The key to spiritual rebirth consists in presenting to our Savior at some point our sacrifice of a broken heart and a contrite spirit. As we do so, we become increasingly aware, as never before, of the tremendous debt that he paid for us. We become increasingly aware of our Savior’s suffering of body and spirit and how we have contributed to that suffering through our sins. As the knowledge and understanding of this reality bursts upon us—the reality of Gethsemane and Golgotha—it begins to kindle a burning fire within our hearts. As that fire grows, it begins to burn away the layers of rationalizations we have placed protectively around our hearts. We see our remaining sins clearly, and, truly humbling ourselves, we feel our hearts changing as we remove the protective layers of rationalizations from around our hearts. Paradoxically, as we find our old life of sin dying, we discover “that we have no more disposition to do evil” (Mosiah 5:2); we find ourselves coming alive to our new, Christlike potential.

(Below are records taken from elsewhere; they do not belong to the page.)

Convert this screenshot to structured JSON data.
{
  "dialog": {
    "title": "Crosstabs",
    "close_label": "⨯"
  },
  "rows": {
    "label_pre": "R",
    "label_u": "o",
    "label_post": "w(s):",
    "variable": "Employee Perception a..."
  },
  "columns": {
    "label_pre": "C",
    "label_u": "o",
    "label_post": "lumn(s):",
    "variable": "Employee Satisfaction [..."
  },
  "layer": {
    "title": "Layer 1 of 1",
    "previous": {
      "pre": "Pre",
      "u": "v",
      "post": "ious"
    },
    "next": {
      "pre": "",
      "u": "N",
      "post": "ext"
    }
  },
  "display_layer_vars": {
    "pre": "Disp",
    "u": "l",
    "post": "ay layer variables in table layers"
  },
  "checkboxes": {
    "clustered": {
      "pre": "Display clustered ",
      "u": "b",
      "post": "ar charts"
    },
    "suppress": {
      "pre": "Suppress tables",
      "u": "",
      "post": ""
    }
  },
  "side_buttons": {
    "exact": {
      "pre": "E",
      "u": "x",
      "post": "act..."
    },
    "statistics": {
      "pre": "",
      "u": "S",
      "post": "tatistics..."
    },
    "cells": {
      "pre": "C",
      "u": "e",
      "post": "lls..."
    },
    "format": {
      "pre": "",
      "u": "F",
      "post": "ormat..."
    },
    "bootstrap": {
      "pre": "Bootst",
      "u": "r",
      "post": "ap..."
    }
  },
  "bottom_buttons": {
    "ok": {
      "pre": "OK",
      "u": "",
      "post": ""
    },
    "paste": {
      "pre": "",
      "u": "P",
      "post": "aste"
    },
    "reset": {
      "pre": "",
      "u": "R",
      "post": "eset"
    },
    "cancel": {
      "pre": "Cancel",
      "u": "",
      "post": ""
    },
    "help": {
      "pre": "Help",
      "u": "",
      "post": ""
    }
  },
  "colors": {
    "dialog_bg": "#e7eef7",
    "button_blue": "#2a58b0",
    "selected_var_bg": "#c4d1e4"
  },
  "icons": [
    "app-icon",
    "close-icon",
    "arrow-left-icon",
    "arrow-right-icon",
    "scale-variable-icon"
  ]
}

The Savior himself explained this process clearly: “And ye shall offer for a sacrifice unto me a broken heart and a contrite spirit. And whoso cometh unto me with a broken heart and a contrite spirit, him will I baptize with fire and with the Holy Ghost.” (3 Ne. 9:20.) Such a person desires to do Christ’s works, live his way of life, and become as he is.

It is important that we answer Alma’s questions! Our eternal happiness depends on it.

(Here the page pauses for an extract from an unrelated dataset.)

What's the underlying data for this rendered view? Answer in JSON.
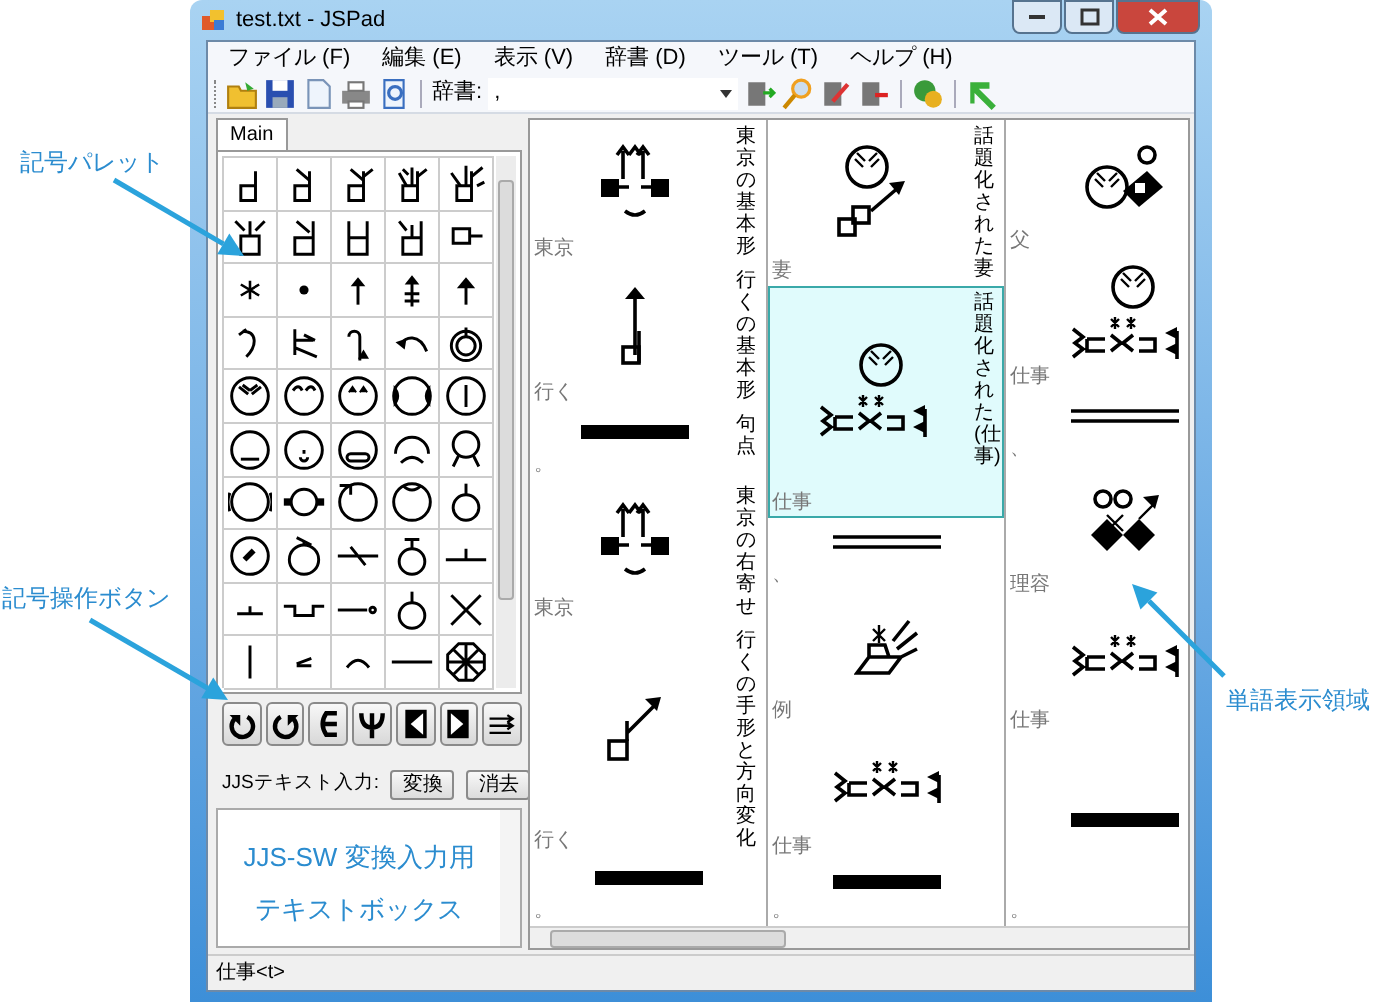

Have we truly been spiritually born of God? Is Christ’s image reflected in our countenances? Have we experienced a mighty change of heart?

Some of us may fear to face such questions, but there is no need for fear or confusion. As we honestly seek these answers with full purpose of heart, fighting the valiant fight of faith, we will discover that “the Lord giveth no commandments unto the children of men, save he shall prepare a way for them that they may accomplish the thing which he commandeth them.” (1 Ne. 3:7.)


  1. Bruce R. McConkie, Mormon Doctrine, 2d ed., Salt Lake City: Bookcraft, 1966, p. 73.

  2. Ensign, July 1989, pp. 2–3; italics added.

  • David W. Hellem, a member of the Manassas First Ward, Fairfax Virginia Stake, serves as a temple worker in the Washington Temple.

Illustrated by Cary Henrie

Photography by Melanie Shumway